Deployment of distributed solar PV generation, principally behind-the-meter solar PV systems on residential and commercial rooftops, is accelerating across the U.S. This trend is particularly evident in the Western U.S., where the solar resource is abundant. The following graph illustrates projected nameplate capacity of behind-the-meter solar PV generation, for year 2026, in 11 Western states. California is the leader for deployment of distributed solar PV generation, but several other states are also projected to have significant nameplate capacity deployed by 2026.
Projected distributed solar PV generation (behind-the-meter only) for year 2026 in the Western U.S. by the consultancy E3. Ordinate, nameplate capacity of distributed solar PV generation in megawatts (MW). Note break in y-axis. California is projected to have in excess of 12,000 MW of solar PV generation nameplate capacity. Several other Western states are also projected to have significant solar PV nameplate capacities.
Barriers to solar PV deployment, as noted above, do exist. These barriers fall into three broad categories:
- lengthy timelines for distributed solar PV interconnection with the grid;
- potential grid reliability concerns; and
- concerns with utility rate design
WIEB and its national laboratory partners will work with Technical Advisory Committees to identify and define perceived barriers to deployment of solar PV; conduct research concerning the perceived barriers; identify and define measures that could mitigate or remove the barriers; and conduct outreach to state policy makers and regulators to facilitate mitigation or removal of the barriers.
Total funding for this work is approximately $2.5 million. The work will begin in early 2017, and will be conducted over years 2017-2019.
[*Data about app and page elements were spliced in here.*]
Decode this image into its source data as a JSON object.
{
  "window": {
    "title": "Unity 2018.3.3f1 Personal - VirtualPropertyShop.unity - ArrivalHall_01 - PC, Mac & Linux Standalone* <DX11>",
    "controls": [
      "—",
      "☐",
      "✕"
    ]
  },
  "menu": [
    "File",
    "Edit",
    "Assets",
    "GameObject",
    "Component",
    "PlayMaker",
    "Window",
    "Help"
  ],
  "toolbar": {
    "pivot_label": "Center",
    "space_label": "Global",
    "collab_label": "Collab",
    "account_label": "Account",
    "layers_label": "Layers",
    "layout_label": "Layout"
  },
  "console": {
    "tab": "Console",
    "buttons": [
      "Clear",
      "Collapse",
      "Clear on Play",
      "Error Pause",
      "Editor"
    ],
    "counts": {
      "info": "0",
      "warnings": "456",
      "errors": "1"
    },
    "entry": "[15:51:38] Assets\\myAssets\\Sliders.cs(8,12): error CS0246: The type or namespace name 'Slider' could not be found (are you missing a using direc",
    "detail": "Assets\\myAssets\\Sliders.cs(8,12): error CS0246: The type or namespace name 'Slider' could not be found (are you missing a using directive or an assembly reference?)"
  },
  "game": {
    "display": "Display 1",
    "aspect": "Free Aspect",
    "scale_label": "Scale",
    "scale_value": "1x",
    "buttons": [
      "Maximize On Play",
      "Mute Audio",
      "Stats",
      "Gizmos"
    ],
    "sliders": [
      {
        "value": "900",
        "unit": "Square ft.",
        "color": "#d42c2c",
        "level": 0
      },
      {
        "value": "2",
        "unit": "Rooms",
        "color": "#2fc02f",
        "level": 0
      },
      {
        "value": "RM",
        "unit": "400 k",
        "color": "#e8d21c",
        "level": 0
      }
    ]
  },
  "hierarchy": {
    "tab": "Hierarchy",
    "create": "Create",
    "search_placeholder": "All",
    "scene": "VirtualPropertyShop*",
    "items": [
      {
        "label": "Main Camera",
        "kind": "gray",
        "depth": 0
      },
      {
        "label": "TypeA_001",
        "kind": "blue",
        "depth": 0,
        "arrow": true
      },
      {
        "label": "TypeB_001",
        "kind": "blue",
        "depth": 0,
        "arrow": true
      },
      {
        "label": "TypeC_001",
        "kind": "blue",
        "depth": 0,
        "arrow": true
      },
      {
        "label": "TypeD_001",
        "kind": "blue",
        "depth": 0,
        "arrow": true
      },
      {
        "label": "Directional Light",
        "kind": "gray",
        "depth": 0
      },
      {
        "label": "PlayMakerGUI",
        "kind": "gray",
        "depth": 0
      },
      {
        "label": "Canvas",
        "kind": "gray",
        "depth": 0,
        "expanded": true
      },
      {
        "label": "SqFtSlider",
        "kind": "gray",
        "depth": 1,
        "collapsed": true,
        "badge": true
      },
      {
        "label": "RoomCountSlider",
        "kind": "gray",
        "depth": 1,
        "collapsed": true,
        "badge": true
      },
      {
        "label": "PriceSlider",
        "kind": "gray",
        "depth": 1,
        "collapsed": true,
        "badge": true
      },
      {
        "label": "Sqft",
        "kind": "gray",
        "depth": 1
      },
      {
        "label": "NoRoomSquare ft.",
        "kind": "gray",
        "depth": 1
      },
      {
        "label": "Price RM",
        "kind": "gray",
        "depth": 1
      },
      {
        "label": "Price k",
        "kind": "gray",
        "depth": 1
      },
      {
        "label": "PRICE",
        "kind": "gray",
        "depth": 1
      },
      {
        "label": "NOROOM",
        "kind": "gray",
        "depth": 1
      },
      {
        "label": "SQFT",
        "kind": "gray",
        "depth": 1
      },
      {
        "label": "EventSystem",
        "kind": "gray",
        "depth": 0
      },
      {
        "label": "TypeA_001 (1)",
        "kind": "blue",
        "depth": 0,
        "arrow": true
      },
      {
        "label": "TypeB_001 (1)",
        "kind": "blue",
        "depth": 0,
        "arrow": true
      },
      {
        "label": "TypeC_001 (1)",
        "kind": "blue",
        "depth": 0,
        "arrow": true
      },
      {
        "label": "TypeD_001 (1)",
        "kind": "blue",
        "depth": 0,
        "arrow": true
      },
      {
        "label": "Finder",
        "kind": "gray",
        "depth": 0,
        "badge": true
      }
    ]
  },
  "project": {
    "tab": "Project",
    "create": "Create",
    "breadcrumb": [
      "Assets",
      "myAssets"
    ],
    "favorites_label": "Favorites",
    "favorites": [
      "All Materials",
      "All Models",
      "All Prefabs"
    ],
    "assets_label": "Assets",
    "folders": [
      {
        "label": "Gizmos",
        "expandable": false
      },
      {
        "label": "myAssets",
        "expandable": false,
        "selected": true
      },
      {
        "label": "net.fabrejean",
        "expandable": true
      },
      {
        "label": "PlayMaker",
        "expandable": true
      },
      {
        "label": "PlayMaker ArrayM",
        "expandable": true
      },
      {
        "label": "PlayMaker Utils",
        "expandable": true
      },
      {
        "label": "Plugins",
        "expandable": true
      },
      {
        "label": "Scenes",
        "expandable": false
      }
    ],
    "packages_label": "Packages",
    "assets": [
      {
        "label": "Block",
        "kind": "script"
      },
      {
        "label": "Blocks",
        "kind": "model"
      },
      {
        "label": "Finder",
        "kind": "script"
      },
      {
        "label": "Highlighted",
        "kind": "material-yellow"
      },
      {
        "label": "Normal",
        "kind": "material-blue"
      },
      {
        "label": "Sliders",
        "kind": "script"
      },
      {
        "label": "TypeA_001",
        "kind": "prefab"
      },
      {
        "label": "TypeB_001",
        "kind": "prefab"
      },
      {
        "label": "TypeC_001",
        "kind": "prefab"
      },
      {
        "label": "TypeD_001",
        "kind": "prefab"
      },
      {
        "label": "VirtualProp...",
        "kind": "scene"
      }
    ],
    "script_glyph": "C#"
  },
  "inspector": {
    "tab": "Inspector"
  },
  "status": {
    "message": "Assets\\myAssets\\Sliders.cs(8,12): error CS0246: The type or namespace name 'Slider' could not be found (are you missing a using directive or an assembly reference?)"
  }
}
WIEB is currently soliciting volunteers to serve on Technical Advisory Committees (TACs) to provide NREL with input on its research plans for the interconnection timeline and reliability barriers, as well as feedback on its research findings and final reports. TAC members can be from Western state public utility commissions and energy offices, and from other stakeholder groups such as the solar sector and environmental organizations.
For more information about this project and to volunteer to serve on a TAC, please contact Richard McAllister at WIEB: firstname.lastname@example.org